Left Ventricular Strain Predicts Heart Failure Admissions in African Americans with Heart Failure

2016-02-16T00:00:00Z (GMT) by Ibrahim N. Mansour
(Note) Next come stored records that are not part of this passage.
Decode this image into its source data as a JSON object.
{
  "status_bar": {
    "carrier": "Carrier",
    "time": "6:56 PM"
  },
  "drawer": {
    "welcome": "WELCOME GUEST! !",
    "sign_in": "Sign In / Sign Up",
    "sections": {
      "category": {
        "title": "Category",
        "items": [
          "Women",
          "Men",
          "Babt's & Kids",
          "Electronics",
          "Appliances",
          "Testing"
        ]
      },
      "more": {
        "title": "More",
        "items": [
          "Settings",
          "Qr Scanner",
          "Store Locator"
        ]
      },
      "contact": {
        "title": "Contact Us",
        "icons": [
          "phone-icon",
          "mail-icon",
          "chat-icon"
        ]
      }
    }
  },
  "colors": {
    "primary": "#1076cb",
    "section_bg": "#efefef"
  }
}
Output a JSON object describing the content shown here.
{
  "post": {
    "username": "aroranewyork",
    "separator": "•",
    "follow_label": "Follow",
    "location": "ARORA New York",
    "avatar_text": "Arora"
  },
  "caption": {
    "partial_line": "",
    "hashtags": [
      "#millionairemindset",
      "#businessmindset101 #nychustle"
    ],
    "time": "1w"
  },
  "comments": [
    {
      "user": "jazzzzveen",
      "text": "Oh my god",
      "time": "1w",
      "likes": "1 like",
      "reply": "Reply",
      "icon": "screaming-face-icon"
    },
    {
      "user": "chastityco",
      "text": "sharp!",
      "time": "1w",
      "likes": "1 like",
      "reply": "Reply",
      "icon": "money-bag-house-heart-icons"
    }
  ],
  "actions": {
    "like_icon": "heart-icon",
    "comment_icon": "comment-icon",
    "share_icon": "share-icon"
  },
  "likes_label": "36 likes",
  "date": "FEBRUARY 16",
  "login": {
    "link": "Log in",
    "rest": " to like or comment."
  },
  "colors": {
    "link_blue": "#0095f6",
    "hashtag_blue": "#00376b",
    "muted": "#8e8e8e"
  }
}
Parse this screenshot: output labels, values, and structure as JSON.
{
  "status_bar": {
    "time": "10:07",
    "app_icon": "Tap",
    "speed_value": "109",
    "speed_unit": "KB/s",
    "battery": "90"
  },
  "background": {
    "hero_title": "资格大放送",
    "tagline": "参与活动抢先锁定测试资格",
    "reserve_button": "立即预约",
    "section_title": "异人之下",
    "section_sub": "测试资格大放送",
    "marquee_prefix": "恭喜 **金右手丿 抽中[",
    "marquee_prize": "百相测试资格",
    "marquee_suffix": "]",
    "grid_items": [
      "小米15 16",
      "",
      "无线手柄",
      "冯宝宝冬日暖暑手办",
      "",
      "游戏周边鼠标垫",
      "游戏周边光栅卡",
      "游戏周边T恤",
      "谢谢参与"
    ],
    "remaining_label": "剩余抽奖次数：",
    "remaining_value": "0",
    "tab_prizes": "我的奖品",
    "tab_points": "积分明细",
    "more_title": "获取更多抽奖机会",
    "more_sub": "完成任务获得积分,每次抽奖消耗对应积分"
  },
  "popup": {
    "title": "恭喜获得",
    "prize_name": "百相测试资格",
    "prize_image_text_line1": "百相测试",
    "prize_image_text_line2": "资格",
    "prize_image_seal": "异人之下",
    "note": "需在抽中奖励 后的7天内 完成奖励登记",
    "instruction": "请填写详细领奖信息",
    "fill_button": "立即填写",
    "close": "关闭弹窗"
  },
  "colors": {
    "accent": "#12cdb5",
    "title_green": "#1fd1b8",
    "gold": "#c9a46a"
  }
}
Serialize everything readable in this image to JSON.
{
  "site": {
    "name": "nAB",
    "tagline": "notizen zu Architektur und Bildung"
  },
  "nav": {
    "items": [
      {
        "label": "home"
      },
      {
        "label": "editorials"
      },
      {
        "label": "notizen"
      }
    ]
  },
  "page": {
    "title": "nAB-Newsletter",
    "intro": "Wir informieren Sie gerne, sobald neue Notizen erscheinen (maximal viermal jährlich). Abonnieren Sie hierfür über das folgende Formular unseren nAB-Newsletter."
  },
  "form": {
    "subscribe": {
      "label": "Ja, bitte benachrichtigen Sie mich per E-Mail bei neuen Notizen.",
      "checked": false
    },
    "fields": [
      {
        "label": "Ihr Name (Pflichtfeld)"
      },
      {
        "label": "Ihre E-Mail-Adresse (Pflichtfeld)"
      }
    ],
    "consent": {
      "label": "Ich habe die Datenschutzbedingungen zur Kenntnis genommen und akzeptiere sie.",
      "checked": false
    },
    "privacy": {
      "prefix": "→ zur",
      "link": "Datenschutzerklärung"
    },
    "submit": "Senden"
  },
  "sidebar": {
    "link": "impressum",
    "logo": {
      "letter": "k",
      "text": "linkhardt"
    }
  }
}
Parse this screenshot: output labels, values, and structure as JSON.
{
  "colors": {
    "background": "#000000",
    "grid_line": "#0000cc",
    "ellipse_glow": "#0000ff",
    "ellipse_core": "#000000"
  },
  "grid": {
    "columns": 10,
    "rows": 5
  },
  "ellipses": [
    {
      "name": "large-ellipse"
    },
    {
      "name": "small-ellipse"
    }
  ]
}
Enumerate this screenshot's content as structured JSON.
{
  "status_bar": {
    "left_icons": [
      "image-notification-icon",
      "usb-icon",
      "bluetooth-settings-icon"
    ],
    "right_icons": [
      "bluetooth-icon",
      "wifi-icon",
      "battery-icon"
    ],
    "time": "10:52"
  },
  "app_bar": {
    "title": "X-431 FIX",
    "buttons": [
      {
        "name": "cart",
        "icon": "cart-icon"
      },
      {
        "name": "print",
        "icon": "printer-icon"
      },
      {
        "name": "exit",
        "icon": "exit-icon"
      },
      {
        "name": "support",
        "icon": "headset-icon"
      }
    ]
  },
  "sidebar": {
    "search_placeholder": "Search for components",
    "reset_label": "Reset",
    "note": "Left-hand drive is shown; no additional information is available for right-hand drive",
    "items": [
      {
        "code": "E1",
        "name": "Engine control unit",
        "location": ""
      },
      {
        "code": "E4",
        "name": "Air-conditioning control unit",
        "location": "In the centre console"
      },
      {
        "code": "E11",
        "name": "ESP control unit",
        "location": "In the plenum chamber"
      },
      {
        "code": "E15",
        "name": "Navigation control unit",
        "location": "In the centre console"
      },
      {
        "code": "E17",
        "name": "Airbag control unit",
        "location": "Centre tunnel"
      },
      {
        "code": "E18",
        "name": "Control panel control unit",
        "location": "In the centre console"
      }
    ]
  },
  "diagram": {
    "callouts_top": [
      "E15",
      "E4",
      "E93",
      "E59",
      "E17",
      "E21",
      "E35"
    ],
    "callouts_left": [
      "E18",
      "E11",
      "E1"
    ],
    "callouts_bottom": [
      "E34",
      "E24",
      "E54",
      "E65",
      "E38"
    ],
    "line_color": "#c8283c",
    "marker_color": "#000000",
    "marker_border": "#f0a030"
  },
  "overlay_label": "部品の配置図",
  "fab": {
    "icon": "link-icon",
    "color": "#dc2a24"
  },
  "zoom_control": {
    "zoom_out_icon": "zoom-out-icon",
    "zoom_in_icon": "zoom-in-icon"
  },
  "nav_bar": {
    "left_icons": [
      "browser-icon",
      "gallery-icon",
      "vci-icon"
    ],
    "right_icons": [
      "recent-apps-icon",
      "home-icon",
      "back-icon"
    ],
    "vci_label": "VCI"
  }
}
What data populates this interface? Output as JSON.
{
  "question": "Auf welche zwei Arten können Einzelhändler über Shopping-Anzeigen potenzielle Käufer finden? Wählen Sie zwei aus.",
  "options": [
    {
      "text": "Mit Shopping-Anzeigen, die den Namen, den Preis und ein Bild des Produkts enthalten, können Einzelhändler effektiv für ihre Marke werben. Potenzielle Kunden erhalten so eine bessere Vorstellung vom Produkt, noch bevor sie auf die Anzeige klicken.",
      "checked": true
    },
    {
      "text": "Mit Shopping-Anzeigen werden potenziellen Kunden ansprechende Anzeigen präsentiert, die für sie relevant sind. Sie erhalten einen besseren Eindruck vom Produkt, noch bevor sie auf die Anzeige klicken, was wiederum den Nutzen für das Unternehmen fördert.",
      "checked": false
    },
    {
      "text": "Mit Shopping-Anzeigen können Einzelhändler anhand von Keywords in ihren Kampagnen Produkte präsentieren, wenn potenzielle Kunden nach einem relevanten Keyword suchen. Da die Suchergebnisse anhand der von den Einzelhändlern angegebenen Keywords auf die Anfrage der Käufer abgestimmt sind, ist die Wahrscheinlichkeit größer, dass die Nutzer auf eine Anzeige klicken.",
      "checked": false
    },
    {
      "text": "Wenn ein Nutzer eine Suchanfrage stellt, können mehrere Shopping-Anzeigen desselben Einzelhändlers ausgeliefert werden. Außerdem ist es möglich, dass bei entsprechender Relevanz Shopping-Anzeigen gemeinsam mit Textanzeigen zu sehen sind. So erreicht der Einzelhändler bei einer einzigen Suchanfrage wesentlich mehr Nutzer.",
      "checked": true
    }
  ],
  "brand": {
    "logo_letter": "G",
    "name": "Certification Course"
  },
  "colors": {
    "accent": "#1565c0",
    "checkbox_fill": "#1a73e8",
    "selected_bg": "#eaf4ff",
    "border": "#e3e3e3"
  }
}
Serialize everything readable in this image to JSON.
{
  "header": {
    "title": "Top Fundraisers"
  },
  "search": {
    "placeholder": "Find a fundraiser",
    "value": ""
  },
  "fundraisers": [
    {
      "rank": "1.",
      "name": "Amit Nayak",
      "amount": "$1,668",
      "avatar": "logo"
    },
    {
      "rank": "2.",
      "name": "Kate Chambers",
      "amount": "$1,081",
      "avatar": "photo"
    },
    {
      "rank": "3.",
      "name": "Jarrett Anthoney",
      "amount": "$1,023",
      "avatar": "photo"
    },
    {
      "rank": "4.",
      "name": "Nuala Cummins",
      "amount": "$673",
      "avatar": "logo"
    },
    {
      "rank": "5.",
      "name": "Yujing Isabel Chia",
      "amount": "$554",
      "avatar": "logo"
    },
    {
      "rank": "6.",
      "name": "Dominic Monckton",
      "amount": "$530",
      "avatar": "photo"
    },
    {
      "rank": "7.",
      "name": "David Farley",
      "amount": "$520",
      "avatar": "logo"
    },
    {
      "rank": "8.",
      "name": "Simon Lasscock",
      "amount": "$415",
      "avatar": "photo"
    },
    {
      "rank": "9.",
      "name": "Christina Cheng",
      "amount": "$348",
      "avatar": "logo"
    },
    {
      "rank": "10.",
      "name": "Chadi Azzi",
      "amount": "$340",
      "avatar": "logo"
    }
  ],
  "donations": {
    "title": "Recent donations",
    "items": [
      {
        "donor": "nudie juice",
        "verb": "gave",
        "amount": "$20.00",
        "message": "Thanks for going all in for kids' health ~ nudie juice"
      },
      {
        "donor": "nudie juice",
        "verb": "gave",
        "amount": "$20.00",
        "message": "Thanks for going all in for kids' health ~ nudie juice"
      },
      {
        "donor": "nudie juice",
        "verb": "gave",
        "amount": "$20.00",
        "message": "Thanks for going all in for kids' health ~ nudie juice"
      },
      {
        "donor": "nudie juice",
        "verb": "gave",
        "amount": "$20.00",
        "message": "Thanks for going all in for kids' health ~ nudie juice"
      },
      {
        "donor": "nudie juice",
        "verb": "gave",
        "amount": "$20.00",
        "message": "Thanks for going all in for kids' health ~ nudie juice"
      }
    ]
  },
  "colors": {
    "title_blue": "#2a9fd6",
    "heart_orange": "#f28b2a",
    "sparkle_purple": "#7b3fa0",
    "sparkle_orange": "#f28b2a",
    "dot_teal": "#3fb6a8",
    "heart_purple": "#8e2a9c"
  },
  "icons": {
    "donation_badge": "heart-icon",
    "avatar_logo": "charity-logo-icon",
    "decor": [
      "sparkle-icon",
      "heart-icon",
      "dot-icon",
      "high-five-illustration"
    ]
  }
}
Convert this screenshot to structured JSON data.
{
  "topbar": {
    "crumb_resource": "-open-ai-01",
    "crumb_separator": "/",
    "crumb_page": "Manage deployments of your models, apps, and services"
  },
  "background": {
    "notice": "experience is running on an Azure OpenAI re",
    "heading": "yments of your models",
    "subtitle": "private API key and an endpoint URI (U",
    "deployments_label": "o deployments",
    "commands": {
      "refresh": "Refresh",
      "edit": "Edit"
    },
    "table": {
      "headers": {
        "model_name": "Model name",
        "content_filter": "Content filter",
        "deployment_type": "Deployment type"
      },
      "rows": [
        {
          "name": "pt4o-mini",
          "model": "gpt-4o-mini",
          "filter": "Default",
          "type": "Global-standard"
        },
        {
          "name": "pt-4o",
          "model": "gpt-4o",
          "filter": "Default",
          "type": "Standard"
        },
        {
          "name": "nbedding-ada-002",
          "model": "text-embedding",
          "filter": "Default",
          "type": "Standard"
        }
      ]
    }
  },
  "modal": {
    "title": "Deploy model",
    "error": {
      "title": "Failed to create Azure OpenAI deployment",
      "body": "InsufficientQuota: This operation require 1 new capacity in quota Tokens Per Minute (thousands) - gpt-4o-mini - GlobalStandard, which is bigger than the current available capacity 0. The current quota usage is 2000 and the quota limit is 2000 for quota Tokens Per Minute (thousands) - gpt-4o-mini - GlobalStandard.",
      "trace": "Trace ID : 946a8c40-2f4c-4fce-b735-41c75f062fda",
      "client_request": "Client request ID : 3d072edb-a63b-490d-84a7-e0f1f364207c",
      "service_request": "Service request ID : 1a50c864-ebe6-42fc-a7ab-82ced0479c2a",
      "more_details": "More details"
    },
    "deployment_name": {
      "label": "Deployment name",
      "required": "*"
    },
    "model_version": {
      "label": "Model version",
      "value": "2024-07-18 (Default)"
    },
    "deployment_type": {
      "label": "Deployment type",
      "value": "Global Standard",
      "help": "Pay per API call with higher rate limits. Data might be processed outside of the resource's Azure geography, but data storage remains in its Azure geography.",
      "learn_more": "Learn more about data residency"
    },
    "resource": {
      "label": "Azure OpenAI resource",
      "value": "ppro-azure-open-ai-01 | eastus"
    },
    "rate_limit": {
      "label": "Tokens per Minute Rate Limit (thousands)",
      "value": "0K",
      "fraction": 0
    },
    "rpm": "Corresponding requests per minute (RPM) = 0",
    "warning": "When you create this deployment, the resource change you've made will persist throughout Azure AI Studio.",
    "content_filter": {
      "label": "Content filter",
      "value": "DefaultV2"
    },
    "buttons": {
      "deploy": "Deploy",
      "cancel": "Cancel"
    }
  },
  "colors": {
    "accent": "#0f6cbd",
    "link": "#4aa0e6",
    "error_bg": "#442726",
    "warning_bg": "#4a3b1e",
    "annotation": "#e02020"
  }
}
Left ventricular global longitudinal strain (LV GLS) is a sensitive measure of LV mechanics that has been correlated with adverse events in patients with heart failure. Previous studies have included few African American (AA) patients. We enrolled 207 AA adults, age 56 ± 14.5 years, with New York heart Association (NYHA) class I through III HF on optimal guideline-directed medical therapy (GDMT) from the University of Illinois HF clinic between November 2001 and February 2014. LV GLS was assessed by velocity vector imaging using 2, 3 and 4-chamber views. Patients were followed for HF admissions and death for 3 ± 3.0 years. LV GLS value of -7.95 was used as the optimal cutoff point that maximizes sensitivity and specificity LV GLS >-7.95% was significantly associated with higher all-cause mortality and HF admissions in Kaplan-Meier survival curves (log-rank P<0.001). After incorporated in a multivariate Cox proportional hazard models, GLS > -7.95% was found to be an independent predictor of all-cause mortality (HR=4.20; 95% CI 1.14-15.56; p =0.014) and HF admissions (HR3.86; 95% CI 1.38-10.77; p =0.010). In AA patients with chronic stable HF on GDMT, more impaired LV GLS (>-7.95%) is a strong and independent predictor of long-term all-cause mortality and HF admission.